Order VI, Rule 17 of the Code of Civil Procedure, 1908 reads as under:
“Amendment of pleadings.—The Court may at any stage of the proceedings allow either party to alter or amend his pleading in such manner and on such terms as may be just, and all such amendments shall be made as may be necessary for the purpose of determining the real questions in controversy between the parties:
Provided that no application for amendment shall be allowed after the trial has commenced, unless the Court comes to the conclusion that in spite of due diligence, the party could not have raised the matter before the commencement of trial.”
The proviso given above has been included by section 7 of the Civil Procedure Code (Amendment) Act, 2002. In the year 2000, the Hon’ble Supreme Court in the case of B.K. Narayan Pillai v. Parmeswaran Pillai [(2000) 1 SCC 712] stated:
“The purpose and object of Order VI Rule 17 CPCs to allow either party to alter or amend his pleadings in such manner and on such terms as may be just. The power to allow the amendment is wide and can be exercised at any stage of the proceedings in the interests of justice on the basis of guidelines laid down by various High Courts and this Court. It is true that the amendment cannot be claimed as a matter of right under all circumstances. But it is equally true that Courts while deciding such prayers should not adopt a hyper technical approach. Liberal approach should be the general rule particularly in cases where the other side can be compensated with the costs. Technicalities of Law should not be permitted to hamper the Courts in the administration of justice between the parties. Amendments are allowed in the pleadings to avoid uncalled-for multiplicity of litigation.”
Post the Amendment, the Apex Court in the year 2005 appreciated the amendment in the case of Bar Association v. Union of India [(2005) 6 SCC 344] held as follows:
“Order VI, Rule 17 of the Code deals with amendment of pleadings. By amendment Act 46 of 1999, this provision was deleted. It has again been restored by Amendment Act 2002 of 2002 but with an added proviso to prevent application for amendment being allowed after the trial has commenced, unless the Court comes to the conclusion that in spite of due diligence, the party could not have raised the matter before the commencement of trial. The proviso, to some extent curtails absolute discretion to allow amendment at any stage. Now, if application is filed after commencement of trial, it has to be shown that in spite of due diligence, such amendment could not have been sought earlier. The object is to prevent frivolous applications which are filed to delay the trial. There is no illegality in the provision.”
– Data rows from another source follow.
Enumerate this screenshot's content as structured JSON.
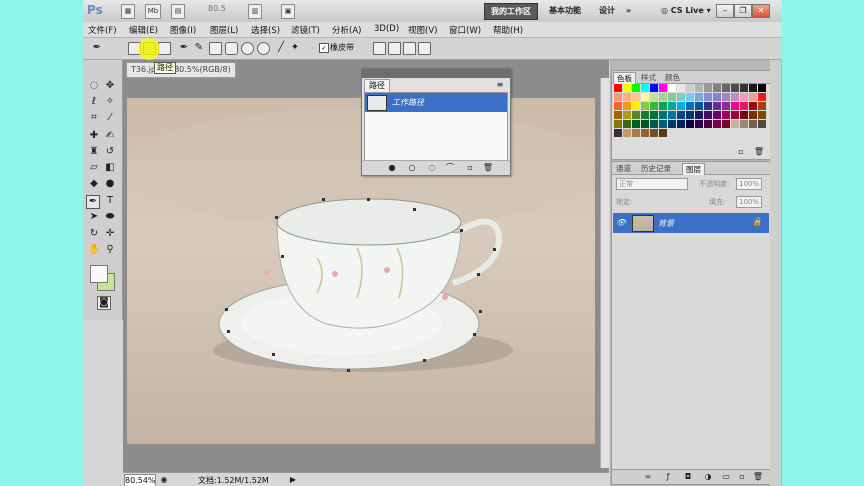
{
  "titlebar": {
    "logo": "Ps",
    "mb_label": "Mb",
    "zoom_value": "80.5",
    "workspace_tabs": [
      {
        "label": "我的工作区",
        "active": true
      },
      {
        "label": "基本功能",
        "active": false
      },
      {
        "label": "设计",
        "active": false
      }
    ],
    "more_label": "»",
    "cslive_label": "CS Live"
  },
  "menu": [
    "文件(F)",
    "编辑(E)",
    "图像(I)",
    "图层(L)",
    "选择(S)",
    "滤镜(T)",
    "分析(A)",
    "3D(D)",
    "视图(V)",
    "窗口(W)",
    "帮助(H)"
  ],
  "options": {
    "checkbox_label": "橡皮带",
    "tooltip": "路径"
  },
  "document": {
    "tab_title": "T36.jpg @ 80.5%(RGB/8)",
    "zoom": "80.54%",
    "doc_info": "文档:1.52M/1.52M"
  },
  "paths_panel": {
    "tab": "路径",
    "path_name": "工作路径"
  },
  "swatches_panel": {
    "tabs": [
      "色板",
      "样式",
      "颜色"
    ],
    "colors": [
      "#ff0000",
      "#ffff00",
      "#00ff00",
      "#00ffff",
      "#0000ff",
      "#ff00ff",
      "#ffffff",
      "#e6e6e6",
      "#cccccc",
      "#b3b3b3",
      "#999999",
      "#808080",
      "#666666",
      "#4d4d4d",
      "#333333",
      "#1a1a1a",
      "#000000",
      "#f7977a",
      "#f9ad81",
      "#fdc68a",
      "#fff79a",
      "#c4df9b",
      "#a2d39c",
      "#82ca9d",
      "#7bcdc8",
      "#6ecff6",
      "#7ea7d8",
      "#8493ca",
      "#8882be",
      "#a187be",
      "#bc8dbf",
      "#f49ac2",
      "#f6989d",
      "#ed1c24",
      "#f26522",
      "#f7941d",
      "#fff200",
      "#8dc63f",
      "#39b54a",
      "#00a651",
      "#00a99d",
      "#00aeef",
      "#0072bc",
      "#0054a6",
      "#2e3192",
      "#662d91",
      "#92278f",
      "#ec008c",
      "#ed145b",
      "#9e0b0f",
      "#a0410d",
      "#a3620a",
      "#aba000",
      "#598527",
      "#197b30",
      "#007236",
      "#00746b",
      "#0076a3",
      "#004a80",
      "#003471",
      "#1b1464",
      "#440e62",
      "#630460",
      "#9e005d",
      "#9e0039",
      "#790000",
      "#7b2e00",
      "#7d4900",
      "#827b00",
      "#406618",
      "#005e20",
      "#005826",
      "#005952",
      "#005b7f",
      "#003663",
      "#002157",
      "#0d004c",
      "#32004b",
      "#4b0049",
      "#7b0046",
      "#7a0026",
      "#c7b299",
      "#998675",
      "#736357",
      "#534741",
      "#37302d",
      "#c69c6d",
      "#a67c52",
      "#8c6239",
      "#754c24",
      "#603913"
    ]
  },
  "layers_panel": {
    "tabs": [
      "通道",
      "历史记录",
      "图层"
    ],
    "blend_mode": "正常",
    "opacity_label": "不透明度:",
    "opacity_value": "100%",
    "lock_label": "锁定:",
    "fill_label": "填充:",
    "fill_value": "100%",
    "layer_name": "背景"
  }
}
Analysing the above cases it can be said that prior to the amendment, the Courts had a higher discretion before the amendment came in 2002. The proviso is a limitation to the arbitrary authority provided by the substantive part of the statute. The Supreme Court of India has held a vital verdict recently regarding the Amendment of Pleadings in the case of Pandit Malhari Mhale v. Mohika Pandit Mhale & Ors. [SLP(C) No.(s) 1588/2019; 2020 SCC OnLine SC 586]. It said that once a trial has begun, an amendment application cannot be allowed unless the Court is satisfied that the plaintiff couldn’t have raised the issues in the amendment application at the stage prior to the commencement of the trial, despite due diligence.